Extracted material START
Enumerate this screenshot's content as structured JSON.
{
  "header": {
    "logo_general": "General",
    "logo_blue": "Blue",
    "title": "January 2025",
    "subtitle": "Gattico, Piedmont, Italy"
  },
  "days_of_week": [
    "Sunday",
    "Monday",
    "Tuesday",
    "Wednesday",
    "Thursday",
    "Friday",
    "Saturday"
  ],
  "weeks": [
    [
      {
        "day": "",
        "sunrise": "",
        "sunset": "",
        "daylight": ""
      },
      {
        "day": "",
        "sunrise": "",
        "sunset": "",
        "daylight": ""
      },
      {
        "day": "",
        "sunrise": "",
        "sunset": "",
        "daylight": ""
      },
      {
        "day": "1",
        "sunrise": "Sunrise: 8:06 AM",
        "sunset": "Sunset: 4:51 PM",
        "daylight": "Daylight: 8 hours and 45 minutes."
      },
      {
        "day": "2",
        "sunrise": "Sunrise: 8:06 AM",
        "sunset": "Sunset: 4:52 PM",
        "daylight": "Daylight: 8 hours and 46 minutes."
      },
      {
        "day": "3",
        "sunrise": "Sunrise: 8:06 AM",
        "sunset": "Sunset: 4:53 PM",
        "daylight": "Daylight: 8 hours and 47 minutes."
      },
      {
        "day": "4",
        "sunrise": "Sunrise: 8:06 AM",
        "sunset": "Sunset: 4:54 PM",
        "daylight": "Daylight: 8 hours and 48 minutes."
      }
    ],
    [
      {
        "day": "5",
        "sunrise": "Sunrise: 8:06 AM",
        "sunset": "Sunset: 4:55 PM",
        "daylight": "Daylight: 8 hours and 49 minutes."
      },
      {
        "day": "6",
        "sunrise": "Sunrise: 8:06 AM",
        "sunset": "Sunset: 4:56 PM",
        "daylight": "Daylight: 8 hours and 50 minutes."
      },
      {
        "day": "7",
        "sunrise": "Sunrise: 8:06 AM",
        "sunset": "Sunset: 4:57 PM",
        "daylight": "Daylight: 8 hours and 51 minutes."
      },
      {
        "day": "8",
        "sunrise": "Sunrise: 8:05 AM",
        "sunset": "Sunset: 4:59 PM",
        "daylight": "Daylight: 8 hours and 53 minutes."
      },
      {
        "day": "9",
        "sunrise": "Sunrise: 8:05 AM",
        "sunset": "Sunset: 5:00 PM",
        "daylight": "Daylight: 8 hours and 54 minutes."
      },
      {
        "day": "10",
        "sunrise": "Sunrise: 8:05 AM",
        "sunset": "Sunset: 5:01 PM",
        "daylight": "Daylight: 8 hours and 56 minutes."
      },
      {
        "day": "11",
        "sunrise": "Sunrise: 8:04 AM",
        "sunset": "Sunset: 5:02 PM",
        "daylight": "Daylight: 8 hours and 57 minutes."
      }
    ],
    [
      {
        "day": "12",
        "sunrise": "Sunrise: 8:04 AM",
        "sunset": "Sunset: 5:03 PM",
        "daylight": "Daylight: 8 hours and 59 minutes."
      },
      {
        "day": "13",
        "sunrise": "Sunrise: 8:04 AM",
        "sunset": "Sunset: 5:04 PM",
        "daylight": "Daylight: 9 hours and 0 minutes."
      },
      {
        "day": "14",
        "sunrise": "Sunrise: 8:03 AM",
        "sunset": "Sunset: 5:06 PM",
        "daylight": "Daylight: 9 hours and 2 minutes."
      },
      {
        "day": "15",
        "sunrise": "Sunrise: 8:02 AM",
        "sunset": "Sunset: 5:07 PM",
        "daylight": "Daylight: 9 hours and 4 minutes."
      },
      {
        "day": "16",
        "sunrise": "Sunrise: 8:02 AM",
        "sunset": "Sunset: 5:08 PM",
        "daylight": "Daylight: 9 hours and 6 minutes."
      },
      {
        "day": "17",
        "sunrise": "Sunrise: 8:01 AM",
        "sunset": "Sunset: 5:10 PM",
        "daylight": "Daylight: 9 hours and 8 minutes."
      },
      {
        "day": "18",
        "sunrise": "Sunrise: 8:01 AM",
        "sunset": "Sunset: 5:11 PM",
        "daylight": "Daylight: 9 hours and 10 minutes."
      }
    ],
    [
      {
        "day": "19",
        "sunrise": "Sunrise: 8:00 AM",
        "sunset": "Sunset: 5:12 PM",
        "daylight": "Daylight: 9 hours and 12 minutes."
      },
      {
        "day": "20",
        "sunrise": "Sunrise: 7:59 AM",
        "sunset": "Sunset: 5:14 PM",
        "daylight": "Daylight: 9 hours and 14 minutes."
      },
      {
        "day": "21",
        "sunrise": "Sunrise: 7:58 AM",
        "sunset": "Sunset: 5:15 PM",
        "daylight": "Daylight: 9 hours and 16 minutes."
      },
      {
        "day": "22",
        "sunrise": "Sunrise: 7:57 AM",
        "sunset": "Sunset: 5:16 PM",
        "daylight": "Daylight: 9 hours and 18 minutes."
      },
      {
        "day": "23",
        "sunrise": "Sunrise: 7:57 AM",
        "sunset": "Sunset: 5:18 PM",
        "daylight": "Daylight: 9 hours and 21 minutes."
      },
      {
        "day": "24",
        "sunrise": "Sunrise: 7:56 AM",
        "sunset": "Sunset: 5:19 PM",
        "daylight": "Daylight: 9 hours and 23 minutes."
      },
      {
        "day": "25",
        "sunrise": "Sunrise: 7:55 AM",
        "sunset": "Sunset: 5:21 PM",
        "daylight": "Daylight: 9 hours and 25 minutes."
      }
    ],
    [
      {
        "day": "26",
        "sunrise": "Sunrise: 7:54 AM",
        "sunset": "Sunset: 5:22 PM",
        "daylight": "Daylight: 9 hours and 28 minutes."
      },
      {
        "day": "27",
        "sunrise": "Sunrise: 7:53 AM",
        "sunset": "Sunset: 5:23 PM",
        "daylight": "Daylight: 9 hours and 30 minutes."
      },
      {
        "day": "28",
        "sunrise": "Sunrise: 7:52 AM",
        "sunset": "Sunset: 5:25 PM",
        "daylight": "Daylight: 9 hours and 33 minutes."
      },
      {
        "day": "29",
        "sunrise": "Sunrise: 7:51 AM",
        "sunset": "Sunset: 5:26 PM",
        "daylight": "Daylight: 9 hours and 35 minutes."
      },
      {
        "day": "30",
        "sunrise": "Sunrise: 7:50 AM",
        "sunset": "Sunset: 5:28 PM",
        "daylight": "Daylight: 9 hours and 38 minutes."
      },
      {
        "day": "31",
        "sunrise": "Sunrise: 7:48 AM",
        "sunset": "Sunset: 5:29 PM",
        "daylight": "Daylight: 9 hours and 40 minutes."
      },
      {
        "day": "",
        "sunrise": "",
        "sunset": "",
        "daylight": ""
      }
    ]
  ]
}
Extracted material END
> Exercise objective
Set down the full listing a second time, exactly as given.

> Answer space
Enumerate this screenshot's content as structured JSON.
{
  "header": {
    "logo_general": "General",
    "logo_blue": "Blue",
    "title": "January 2025",
    "subtitle": "Gattico, Piedmont, Italy"
  },
  "days_of_week": [
    "Sunday",
    "Monday",
    "Tuesday",
    "Wednesday",
    "Thursday",
    "Friday",
    "Saturday"
  ],
  "weeks": [
    [
      {
        "day": "",
        "sunrise": "",
        "sunset": "",
        "daylight": ""
      },
      {
        "day": "",
        "sunrise": "",
        "sunset": "",
        "daylight": ""
      },
      {
        "day": "",
        "sunrise": "",
        "sunset": "",
        "daylight": ""
      },
      {
        "day": "1",
        "sunrise": "Sunrise: 8:06 AM",
        "sunset": "Sunset: 4:51 PM",
        "daylight": "Daylight: 8 hours and 45 minutes."
      },
      {
        "day": "2",
        "sunrise": "Sunrise: 8:06 AM",
        "sunset": "Sunset: 4:52 PM",
        "daylight": "Daylight: 8 hours and 46 minutes."
      },
      {
        "day": "3",
        "sunrise": "Sunrise: 8:06 AM",
        "sunset": "Sunset: 4:53 PM",
        "daylight": "Daylight: 8 hours and 47 minutes."
      },
      {
        "day": "4",
        "sunrise": "Sunrise: 8:06 AM",
        "sunset": "Sunset: 4:54 PM",
        "daylight": "Daylight: 8 hours and 48 minutes."
      }
    ],
    [
      {
        "day": "5",
        "sunrise": "Sunrise: 8:06 AM",
        "sunset": "Sunset: 4:55 PM",
        "daylight": "Daylight: 8 hours and 49 minutes."
      },
      {
        "day": "6",
        "sunrise": "Sunrise: 8:06 AM",
        "sunset": "Sunset: 4:56 PM",
        "daylight": "Daylight: 8 hours and 50 minutes."
      },
      {
        "day": "7",
        "sunrise": "Sunrise: 8:06 AM",
        "sunset": "Sunset: 4:57 PM",
        "daylight": "Daylight: 8 hours and 51 minutes."
      },
      {
        "day": "8",
        "sunrise": "Sunrise: 8:05 AM",
        "sunset": "Sunset: 4:59 PM",
        "daylight": "Daylight: 8 hours and 53 minutes."
      },
      {
        "day": "9",
        "sunrise": "Sunrise: 8:05 AM",
        "sunset": "Sunset: 5:00 PM",
        "daylight": "Daylight: 8 hours and 54 minutes."
      },
      {
        "day": "10",
        "sunrise": "Sunrise: 8:05 AM",
        "sunset": "Sunset: 5:01 PM",
        "daylight": "Daylight: 8 hours and 56 minutes."
      },
      {
        "day": "11",
        "sunrise": "Sunrise: 8:04 AM",
        "sunset": "Sunset: 5:02 PM",
        "daylight": "Daylight: 8 hours and 57 minutes."
      }
    ],
    [
      {
        "day": "12",
        "sunrise": "Sunrise: 8:04 AM",
        "sunset": "Sunset: 5:03 PM",
        "daylight": "Daylight: 8 hours and 59 minutes."
      },
      {
        "day": "13",
        "sunrise": "Sunrise: 8:04 AM",
        "sunset": "Sunset: 5:04 PM",
        "daylight": "Daylight: 9 hours and 0 minutes."
      },
      {
        "day": "14",
        "sunrise": "Sunrise: 8:03 AM",
        "sunset": "Sunset: 5:06 PM",
        "daylight": "Daylight: 9 hours and 2 minutes."
      },
      {
        "day": "15",
        "sunrise": "Sunrise: 8:02 AM",
        "sunset": "Sunset: 5:07 PM",
        "daylight": "Daylight: 9 hours and 4 minutes."
      },
      {
        "day": "16",
        "sunrise": "Sunrise: 8:02 AM",
        "sunset": "Sunset: 5:08 PM",
        "daylight": "Daylight: 9 hours and 6 minutes."
      },
      {
        "day": "17",
        "sunrise": "Sunrise: 8:01 AM",
        "sunset": "Sunset: 5:10 PM",
        "daylight": "Daylight: 9 hours and 8 minutes."
      },
      {
        "day": "18",
        "sunrise": "Sunrise: 8:01 AM",
        "sunset": "Sunset: 5:11 PM",
        "daylight": "Daylight: 9 hours and 10 minutes."
      }
    ],
    [
      {
        "day": "19",
        "sunrise": "Sunrise: 8:00 AM",
        "sunset": "Sunset: 5:12 PM",
        "daylight": "Daylight: 9 hours and 12 minutes."
      },
      {
        "day": "20",
        "sunrise": "Sunrise: 7:59 AM",
        "sunset": "Sunset: 5:14 PM",
        "daylight": "Daylight: 9 hours and 14 minutes."
      },
      {
        "day": "21",
        "sunrise": "Sunrise: 7:58 AM",
        "sunset": "Sunset: 5:15 PM",
        "daylight": "Daylight: 9 hours and 16 minutes."
      },
      {
        "day": "22",
        "sunrise": "Sunrise: 7:57 AM",
        "sunset": "Sunset: 5:16 PM",
        "daylight": "Daylight: 9 hours and 18 minutes."
      },
      {
        "day": "23",
        "sunrise": "Sunrise: 7:57 AM",
        "sunset": "Sunset: 5:18 PM",
        "daylight": "Daylight: 9 hours and 21 minutes."
      },
      {
        "day": "24",
        "sunrise": "Sunrise: 7:56 AM",
        "sunset": "Sunset: 5:19 PM",
        "daylight": "Daylight: 9 hours and 23 minutes."
      },
      {
        "day": "25",
        "sunrise": "Sunrise: 7:55 AM",
        "sunset": "Sunset: 5:21 PM",
        "daylight": "Daylight: 9 hours and 25 minutes."
      }
    ],
    [
      {
        "day": "26",
        "sunrise": "Sunrise: 7:54 AM",
        "sunset": "Sunset: 5:22 PM",
        "daylight": "Daylight: 9 hours and 28 minutes."
      },
      {
        "day": "27",
        "sunrise": "Sunrise: 7:53 AM",
        "sunset": "Sunset: 5:23 PM",
        "daylight": "Daylight: 9 hours and 30 minutes."
      },
      {
        "day": "28",
        "sunrise": "Sunrise: 7:52 AM",
        "sunset": "Sunset: 5:25 PM",
        "daylight": "Daylight: 9 hours and 33 minutes."
      },
      {
        "day": "29",
        "sunrise": "Sunrise: 7:51 AM",
        "sunset": "Sunset: 5:26 PM",
        "daylight": "Daylight: 9 hours and 35 minutes."
      },
      {
        "day": "30",
        "sunrise": "Sunrise: 7:50 AM",
        "sunset": "Sunset: 5:28 PM",
        "daylight": "Daylight: 9 hours and 38 minutes."
      },
      {
        "day": "31",
        "sunrise": "Sunrise: 7:48 AM",
        "sunset": "Sunset: 5:29 PM",
        "daylight": "Daylight: 9 hours and 40 minutes."
      },
      {
        "day": "",
        "sunrise": "",
        "sunset": "",
        "daylight": ""
      }
    ]
  ]
}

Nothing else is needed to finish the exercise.